• Exercise requirements:
Every record is to be returned as written, with no omissions.

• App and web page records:
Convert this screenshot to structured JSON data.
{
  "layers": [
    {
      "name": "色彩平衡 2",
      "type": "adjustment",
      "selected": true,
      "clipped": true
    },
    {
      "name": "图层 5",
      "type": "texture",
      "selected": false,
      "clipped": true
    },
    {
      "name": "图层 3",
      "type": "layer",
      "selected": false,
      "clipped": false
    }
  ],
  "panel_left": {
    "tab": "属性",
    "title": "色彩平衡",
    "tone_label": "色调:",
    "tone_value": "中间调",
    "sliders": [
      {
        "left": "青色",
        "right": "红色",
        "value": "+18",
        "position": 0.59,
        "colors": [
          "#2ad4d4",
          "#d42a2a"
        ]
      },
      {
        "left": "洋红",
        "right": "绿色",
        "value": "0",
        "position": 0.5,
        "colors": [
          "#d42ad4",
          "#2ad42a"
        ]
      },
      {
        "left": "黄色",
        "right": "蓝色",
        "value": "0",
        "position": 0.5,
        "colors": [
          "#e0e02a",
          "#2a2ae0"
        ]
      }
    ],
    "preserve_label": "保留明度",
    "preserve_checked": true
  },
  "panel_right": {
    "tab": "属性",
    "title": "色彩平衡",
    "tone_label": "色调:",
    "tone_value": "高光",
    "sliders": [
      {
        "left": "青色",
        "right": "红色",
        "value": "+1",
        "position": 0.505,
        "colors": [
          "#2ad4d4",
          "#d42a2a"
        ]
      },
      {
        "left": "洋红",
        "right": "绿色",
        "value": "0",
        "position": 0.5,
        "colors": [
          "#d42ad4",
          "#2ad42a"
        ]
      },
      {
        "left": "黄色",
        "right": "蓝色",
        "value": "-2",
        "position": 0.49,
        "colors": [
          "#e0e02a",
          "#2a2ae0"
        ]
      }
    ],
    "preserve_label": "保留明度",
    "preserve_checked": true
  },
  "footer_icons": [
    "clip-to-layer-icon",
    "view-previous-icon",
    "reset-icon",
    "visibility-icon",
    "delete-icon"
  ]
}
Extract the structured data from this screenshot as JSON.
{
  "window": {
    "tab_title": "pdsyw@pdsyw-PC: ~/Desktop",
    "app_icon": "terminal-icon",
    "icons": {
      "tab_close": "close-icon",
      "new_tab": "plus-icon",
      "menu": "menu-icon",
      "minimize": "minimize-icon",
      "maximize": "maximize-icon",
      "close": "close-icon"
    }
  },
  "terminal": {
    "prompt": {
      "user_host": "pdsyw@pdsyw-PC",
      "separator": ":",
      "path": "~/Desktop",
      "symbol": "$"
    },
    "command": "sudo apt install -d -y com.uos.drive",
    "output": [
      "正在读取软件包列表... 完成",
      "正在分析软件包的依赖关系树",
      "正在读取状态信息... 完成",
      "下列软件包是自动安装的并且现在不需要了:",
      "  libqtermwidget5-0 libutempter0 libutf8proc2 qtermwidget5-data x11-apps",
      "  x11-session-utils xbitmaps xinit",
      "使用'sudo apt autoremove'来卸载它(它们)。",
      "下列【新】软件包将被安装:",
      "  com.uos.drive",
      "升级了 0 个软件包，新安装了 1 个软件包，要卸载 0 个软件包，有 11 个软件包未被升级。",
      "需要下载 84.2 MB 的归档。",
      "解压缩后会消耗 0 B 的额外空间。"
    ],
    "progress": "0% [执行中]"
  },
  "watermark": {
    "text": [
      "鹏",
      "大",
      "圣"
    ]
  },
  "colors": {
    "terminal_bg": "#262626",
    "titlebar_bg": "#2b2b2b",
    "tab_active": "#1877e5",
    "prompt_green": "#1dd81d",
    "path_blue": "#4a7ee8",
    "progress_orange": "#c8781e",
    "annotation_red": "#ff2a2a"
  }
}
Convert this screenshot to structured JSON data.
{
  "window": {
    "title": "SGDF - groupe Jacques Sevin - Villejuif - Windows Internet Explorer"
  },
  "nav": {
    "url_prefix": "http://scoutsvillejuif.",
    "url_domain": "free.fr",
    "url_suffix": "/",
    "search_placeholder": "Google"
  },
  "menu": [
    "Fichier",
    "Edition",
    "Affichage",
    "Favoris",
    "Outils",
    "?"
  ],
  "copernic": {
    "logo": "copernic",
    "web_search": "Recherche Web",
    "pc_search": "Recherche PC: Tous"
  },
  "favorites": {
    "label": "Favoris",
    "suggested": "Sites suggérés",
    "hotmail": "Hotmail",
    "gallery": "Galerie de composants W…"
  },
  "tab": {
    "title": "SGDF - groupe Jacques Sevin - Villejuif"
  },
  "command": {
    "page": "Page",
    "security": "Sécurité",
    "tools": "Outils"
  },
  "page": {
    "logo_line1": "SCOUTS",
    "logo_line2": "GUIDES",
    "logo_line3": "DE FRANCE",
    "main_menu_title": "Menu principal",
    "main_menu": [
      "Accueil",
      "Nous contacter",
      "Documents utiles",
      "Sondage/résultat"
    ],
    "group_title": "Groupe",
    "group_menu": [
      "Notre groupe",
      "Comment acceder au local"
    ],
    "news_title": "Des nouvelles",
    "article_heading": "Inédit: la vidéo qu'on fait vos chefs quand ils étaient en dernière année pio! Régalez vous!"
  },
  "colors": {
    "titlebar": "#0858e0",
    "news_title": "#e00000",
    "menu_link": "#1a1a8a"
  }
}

• Response below:
Convert this screenshot to structured JSON data.
{
  "layers": [
    {
      "name": "色彩平衡 2",
      "type": "adjustment",
      "selected": true,
      "clipped": true
    },
    {
      "name": "图层 5",
      "type": "texture",
      "selected": false,
      "clipped": true
    },
    {
      "name": "图层 3",
      "type": "layer",
      "selected": false,
      "clipped": false
    }
  ],
  "panel_left": {
    "tab": "属性",
    "title": "色彩平衡",
    "tone_label": "色调:",
    "tone_value": "中间调",
    "sliders": [
      {
        "left": "青色",
        "right": "红色",
        "value": "+18",
        "position": 0.59,
        "colors": [
          "#2ad4d4",
          "#d42a2a"
        ]
      },
      {
        "left": "洋红",
        "right": "绿色",
        "value": "0",
        "position": 0.5,
        "colors": [
          "#d42ad4",
          "#2ad42a"
        ]
      },
      {
        "left": "黄色",
        "right": "蓝色",
        "value": "0",
        "position": 0.5,
        "colors": [
          "#e0e02a",
          "#2a2ae0"
        ]
      }
    ],
    "preserve_label": "保留明度",
    "preserve_checked": true
  },
  "panel_right": {
    "tab": "属性",
    "title": "色彩平衡",
    "tone_label": "色调:",
    "tone_value": "高光",
    "sliders": [
      {
        "left": "青色",
        "right": "红色",
        "value": "+1",
        "position": 0.505,
        "colors": [
          "#2ad4d4",
          "#d42a2a"
        ]
      },
      {
        "left": "洋红",
        "right": "绿色",
        "value": "0",
        "position": 0.5,
        "colors": [
          "#d42ad4",
          "#2ad42a"
        ]
      },
      {
        "left": "黄色",
        "right": "蓝色",
        "value": "-2",
        "position": 0.49,
        "colors": [
          "#e0e02a",
          "#2a2ae0"
        ]
      }
    ],
    "preserve_label": "保留明度",
    "preserve_checked": true
  },
  "footer_icons": [
    "clip-to-layer-icon",
    "view-previous-icon",
    "reset-icon",
    "visibility-icon",
    "delete-icon"
  ]
}
Extract the structured data from this screenshot as JSON.
{
  "window": {
    "tab_title": "pdsyw@pdsyw-PC: ~/Desktop",
    "app_icon": "terminal-icon",
    "icons": {
      "tab_close": "close-icon",
      "new_tab": "plus-icon",
      "menu": "menu-icon",
      "minimize": "minimize-icon",
      "maximize": "maximize-icon",
      "close": "close-icon"
    }
  },
  "terminal": {
    "prompt": {
      "user_host": "pdsyw@pdsyw-PC",
      "separator": ":",
      "path": "~/Desktop",
      "symbol": "$"
    },
    "command": "sudo apt install -d -y com.uos.drive",
    "output": [
      "正在读取软件包列表... 完成",
      "正在分析软件包的依赖关系树",
      "正在读取状态信息... 完成",
      "下列软件包是自动安装的并且现在不需要了:",
      "  libqtermwidget5-0 libutempter0 libutf8proc2 qtermwidget5-data x11-apps",
      "  x11-session-utils xbitmaps xinit",
      "使用'sudo apt autoremove'来卸载它(它们)。",
      "下列【新】软件包将被安装:",
      "  com.uos.drive",
      "升级了 0 个软件包，新安装了 1 个软件包，要卸载 0 个软件包，有 11 个软件包未被升级。",
      "需要下载 84.2 MB 的归档。",
      "解压缩后会消耗 0 B 的额外空间。"
    ],
    "progress": "0% [执行中]"
  },
  "watermark": {
    "text": [
      "鹏",
      "大",
      "圣"
    ]
  },
  "colors": {
    "terminal_bg": "#262626",
    "titlebar_bg": "#2b2b2b",
    "tab_active": "#1877e5",
    "prompt_green": "#1dd81d",
    "path_blue": "#4a7ee8",
    "progress_orange": "#c8781e",
    "annotation_red": "#ff2a2a"
  }
}
Convert this screenshot to structured JSON data.
{
  "window": {
    "title": "SGDF - groupe Jacques Sevin - Villejuif - Windows Internet Explorer"
  },
  "nav": {
    "url_prefix": "http://scoutsvillejuif.",
    "url_domain": "free.fr",
    "url_suffix": "/",
    "search_placeholder": "Google"
  },
  "menu": [
    "Fichier",
    "Edition",
    "Affichage",
    "Favoris",
    "Outils",
    "?"
  ],
  "copernic": {
    "logo": "copernic",
    "web_search": "Recherche Web",
    "pc_search": "Recherche PC: Tous"
  },
  "favorites": {
    "label": "Favoris",
    "suggested": "Sites suggérés",
    "hotmail": "Hotmail",
    "gallery": "Galerie de composants W…"
  },
  "tab": {
    "title": "SGDF - groupe Jacques Sevin - Villejuif"
  },
  "command": {
    "page": "Page",
    "security": "Sécurité",
    "tools": "Outils"
  },
  "page": {
    "logo_line1": "SCOUTS",
    "logo_line2": "GUIDES",
    "logo_line3": "DE FRANCE",
    "main_menu_title": "Menu principal",
    "main_menu": [
      "Accueil",
      "Nous contacter",
      "Documents utiles",
      "Sondage/résultat"
    ],
    "group_title": "Groupe",
    "group_menu": [
      "Notre groupe",
      "Comment acceder au local"
    ],
    "news_title": "Des nouvelles",
    "article_heading": "Inédit: la vidéo qu'on fait vos chefs quand ils étaient en dernière année pio! Régalez vous!"
  },
  "colors": {
    "titlebar": "#0858e0",
    "news_title": "#e00000",
    "menu_link": "#1a1a8a"
  }
}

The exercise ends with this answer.